— RECORDS FOR PROCESSING —
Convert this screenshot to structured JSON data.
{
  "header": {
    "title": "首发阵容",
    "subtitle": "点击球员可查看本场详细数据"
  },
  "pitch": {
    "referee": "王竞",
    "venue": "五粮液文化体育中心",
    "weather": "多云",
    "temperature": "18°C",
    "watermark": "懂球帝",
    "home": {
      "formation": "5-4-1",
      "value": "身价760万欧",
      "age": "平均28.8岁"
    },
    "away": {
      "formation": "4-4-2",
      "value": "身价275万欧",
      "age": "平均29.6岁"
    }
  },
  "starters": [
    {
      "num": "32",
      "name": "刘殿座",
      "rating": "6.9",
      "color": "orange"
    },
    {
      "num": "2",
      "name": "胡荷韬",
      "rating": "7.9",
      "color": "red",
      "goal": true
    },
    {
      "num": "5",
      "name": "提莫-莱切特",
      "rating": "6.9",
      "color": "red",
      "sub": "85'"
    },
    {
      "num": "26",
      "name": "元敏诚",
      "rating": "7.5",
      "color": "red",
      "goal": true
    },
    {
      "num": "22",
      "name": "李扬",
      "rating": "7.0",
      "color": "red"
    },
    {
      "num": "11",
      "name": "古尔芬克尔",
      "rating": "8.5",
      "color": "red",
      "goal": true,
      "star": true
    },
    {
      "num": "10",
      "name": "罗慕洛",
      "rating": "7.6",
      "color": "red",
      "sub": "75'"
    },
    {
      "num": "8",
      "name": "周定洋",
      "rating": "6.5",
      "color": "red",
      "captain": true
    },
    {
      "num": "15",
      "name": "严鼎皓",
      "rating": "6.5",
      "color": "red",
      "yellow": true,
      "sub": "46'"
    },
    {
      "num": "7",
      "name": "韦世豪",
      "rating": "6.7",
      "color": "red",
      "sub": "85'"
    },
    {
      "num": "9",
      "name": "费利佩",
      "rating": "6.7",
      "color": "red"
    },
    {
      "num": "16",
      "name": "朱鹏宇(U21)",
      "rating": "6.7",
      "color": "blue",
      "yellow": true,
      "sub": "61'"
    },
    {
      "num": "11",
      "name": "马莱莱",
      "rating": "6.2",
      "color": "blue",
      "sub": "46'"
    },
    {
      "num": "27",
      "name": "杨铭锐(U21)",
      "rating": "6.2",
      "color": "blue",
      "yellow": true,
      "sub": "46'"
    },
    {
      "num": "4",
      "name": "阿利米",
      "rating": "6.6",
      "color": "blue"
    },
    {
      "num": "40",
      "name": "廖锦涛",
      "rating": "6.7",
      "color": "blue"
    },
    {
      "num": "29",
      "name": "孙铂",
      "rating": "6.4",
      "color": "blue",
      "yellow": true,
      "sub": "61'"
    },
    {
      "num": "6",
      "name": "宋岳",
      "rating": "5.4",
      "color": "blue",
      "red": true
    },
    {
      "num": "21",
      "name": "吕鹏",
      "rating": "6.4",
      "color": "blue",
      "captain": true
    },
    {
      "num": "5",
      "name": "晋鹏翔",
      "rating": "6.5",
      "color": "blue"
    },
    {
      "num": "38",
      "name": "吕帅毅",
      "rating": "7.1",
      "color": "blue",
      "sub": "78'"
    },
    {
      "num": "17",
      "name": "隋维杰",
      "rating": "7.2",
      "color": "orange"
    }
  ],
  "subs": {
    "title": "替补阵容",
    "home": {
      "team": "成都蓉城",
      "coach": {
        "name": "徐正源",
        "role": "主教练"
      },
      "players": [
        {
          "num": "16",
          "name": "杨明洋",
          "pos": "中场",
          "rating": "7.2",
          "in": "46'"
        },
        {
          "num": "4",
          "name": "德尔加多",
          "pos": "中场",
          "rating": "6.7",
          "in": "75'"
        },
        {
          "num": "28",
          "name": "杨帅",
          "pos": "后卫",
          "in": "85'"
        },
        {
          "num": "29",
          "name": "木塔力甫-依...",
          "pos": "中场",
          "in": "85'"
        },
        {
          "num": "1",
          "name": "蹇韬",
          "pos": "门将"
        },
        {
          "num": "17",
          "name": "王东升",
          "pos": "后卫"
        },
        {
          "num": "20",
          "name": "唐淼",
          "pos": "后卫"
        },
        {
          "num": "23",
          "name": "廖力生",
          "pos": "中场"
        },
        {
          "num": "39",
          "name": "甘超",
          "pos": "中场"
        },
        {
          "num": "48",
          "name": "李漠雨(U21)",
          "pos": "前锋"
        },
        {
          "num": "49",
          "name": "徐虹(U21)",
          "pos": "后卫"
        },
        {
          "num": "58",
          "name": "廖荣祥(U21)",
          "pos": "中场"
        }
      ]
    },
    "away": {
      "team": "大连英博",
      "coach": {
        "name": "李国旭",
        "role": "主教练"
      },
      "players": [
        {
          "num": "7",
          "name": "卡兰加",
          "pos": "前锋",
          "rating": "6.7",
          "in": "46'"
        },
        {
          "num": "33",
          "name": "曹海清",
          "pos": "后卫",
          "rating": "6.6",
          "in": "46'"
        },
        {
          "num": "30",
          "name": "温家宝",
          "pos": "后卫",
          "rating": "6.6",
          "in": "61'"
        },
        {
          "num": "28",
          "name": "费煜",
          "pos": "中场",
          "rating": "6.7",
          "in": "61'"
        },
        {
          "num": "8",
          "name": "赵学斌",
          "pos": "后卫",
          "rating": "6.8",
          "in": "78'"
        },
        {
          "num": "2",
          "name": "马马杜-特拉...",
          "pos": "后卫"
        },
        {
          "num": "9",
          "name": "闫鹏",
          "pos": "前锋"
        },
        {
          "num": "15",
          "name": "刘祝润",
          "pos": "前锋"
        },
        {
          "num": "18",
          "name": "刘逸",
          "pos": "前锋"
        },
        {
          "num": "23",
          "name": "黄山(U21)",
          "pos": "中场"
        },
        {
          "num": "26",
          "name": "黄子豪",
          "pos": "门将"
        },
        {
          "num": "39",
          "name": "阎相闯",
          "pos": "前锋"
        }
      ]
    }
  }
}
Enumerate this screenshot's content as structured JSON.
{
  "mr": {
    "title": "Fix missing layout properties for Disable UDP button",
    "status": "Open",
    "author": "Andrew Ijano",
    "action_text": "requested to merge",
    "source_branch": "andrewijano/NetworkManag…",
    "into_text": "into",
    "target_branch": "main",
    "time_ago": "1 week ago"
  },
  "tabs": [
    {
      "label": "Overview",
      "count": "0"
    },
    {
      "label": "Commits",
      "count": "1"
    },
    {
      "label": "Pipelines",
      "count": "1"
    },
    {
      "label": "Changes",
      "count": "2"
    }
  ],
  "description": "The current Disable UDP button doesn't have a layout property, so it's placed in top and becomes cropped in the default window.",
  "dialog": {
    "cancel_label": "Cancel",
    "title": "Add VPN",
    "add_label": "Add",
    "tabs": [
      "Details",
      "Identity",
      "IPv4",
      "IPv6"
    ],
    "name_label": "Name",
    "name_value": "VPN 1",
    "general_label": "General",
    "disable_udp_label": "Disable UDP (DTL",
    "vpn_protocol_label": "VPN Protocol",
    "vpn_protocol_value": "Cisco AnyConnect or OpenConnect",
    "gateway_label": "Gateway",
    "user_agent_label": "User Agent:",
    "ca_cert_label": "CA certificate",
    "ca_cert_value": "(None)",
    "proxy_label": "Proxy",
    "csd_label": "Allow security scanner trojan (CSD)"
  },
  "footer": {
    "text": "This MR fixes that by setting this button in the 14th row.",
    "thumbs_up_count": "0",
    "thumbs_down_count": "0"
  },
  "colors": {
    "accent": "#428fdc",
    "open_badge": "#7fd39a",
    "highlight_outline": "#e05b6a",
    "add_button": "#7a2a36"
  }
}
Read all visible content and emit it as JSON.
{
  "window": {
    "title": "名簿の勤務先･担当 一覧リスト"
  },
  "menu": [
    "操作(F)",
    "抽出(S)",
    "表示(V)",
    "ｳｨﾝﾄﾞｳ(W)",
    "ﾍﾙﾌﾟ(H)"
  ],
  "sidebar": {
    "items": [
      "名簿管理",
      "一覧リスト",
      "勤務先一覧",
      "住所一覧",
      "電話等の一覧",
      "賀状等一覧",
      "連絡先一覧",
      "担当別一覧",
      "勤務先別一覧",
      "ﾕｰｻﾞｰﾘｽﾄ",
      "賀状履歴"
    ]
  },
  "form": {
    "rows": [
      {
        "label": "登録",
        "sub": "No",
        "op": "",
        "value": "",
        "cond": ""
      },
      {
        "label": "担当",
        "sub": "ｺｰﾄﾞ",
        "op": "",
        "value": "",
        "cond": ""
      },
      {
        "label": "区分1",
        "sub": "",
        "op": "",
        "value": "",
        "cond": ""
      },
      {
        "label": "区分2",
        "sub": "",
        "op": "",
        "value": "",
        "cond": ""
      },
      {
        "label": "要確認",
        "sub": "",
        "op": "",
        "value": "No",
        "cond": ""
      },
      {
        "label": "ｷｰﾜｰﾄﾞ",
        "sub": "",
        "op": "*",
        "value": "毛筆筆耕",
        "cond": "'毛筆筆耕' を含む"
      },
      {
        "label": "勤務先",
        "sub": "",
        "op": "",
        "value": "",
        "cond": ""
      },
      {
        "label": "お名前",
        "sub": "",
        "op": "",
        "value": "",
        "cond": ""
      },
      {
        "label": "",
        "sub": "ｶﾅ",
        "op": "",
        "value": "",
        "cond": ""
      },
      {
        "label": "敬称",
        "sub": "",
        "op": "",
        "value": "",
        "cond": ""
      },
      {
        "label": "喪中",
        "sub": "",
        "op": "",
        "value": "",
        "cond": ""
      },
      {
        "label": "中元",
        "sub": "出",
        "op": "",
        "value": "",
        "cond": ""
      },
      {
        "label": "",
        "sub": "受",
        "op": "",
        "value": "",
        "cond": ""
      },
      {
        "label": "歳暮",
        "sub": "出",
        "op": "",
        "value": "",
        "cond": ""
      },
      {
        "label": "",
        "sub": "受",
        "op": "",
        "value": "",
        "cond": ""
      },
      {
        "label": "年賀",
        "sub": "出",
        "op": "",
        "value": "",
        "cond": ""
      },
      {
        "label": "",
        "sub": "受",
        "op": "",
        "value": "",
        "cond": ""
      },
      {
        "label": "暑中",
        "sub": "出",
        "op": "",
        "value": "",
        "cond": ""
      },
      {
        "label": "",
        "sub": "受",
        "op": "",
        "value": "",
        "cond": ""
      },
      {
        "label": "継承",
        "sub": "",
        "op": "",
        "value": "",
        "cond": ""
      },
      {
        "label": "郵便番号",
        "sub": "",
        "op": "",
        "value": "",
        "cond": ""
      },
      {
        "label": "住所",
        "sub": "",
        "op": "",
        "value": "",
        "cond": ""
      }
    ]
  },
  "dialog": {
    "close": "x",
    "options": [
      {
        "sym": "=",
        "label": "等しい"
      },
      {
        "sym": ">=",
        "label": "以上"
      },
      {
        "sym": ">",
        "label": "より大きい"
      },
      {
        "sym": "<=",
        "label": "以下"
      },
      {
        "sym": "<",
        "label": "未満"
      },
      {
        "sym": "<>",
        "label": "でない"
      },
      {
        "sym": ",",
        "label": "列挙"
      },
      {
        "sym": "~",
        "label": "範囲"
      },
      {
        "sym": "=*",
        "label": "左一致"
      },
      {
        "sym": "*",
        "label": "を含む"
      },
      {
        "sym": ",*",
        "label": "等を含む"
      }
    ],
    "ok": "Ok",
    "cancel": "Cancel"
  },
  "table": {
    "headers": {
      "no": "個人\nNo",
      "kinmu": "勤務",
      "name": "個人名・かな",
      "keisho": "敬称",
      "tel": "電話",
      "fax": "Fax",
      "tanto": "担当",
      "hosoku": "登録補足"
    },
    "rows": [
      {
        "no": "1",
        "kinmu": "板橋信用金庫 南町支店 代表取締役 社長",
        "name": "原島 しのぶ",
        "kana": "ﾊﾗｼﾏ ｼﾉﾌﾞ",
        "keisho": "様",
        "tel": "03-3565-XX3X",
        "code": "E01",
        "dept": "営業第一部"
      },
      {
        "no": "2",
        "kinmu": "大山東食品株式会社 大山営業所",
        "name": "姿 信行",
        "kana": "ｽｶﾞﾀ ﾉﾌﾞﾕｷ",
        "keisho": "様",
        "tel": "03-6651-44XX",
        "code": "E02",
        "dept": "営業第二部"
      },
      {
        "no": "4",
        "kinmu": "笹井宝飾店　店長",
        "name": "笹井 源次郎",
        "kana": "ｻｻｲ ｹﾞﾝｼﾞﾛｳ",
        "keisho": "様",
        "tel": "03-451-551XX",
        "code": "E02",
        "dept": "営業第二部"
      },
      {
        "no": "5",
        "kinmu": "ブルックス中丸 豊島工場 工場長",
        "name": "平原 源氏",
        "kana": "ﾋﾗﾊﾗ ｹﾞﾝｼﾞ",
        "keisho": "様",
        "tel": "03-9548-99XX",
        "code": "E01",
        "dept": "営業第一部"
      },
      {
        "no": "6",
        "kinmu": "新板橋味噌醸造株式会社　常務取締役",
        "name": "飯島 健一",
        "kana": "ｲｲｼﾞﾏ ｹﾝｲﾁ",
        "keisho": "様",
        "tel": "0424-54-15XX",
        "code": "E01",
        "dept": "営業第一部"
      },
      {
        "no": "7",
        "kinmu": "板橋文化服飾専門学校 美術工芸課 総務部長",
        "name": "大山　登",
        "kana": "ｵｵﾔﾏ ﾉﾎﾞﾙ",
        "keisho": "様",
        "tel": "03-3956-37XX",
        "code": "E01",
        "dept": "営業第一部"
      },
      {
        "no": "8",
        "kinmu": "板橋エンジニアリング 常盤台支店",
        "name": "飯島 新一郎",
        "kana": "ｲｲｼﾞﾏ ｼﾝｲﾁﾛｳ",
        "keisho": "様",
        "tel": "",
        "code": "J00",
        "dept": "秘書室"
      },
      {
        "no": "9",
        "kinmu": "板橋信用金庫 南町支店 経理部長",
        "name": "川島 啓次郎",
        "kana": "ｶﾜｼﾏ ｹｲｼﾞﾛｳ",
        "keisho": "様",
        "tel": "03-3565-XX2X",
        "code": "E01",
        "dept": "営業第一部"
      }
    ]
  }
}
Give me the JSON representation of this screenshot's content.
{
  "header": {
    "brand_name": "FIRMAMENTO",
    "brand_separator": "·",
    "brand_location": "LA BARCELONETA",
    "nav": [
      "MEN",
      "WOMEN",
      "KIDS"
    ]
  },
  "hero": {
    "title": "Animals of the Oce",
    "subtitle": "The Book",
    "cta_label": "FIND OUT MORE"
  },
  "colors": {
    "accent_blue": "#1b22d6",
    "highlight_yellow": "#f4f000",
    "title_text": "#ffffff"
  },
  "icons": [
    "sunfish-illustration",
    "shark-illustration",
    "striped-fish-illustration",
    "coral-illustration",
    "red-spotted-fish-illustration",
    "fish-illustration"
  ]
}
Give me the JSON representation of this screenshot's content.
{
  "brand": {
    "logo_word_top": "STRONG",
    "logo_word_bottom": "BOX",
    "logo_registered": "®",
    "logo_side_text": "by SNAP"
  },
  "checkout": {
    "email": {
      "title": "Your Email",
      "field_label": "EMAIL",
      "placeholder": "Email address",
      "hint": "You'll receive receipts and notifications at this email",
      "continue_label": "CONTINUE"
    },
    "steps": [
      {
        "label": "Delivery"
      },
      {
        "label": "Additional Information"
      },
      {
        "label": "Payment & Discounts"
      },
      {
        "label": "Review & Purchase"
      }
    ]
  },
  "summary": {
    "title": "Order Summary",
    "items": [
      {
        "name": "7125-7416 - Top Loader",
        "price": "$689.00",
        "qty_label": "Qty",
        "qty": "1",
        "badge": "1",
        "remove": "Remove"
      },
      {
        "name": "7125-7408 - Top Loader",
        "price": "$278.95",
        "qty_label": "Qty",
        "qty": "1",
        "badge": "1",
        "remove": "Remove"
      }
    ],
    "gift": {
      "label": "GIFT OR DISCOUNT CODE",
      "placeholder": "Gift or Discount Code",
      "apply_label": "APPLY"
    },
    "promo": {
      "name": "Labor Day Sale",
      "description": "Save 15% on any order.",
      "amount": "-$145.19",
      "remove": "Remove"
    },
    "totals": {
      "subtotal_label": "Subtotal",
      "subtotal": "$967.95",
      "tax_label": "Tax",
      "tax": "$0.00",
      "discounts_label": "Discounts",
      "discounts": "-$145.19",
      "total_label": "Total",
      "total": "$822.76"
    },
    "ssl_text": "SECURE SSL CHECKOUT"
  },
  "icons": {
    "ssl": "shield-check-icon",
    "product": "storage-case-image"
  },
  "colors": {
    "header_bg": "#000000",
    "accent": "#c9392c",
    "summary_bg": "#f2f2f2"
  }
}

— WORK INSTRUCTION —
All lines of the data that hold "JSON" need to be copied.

— ANSWER SPACE —
Convert this screenshot to structured JSON data.
Enumerate this screenshot's content as structured JSON.
Read all visible content and emit it as JSON.
Give me the JSON representation of this screenshot's content.
Give me the JSON representation of this screenshot's content.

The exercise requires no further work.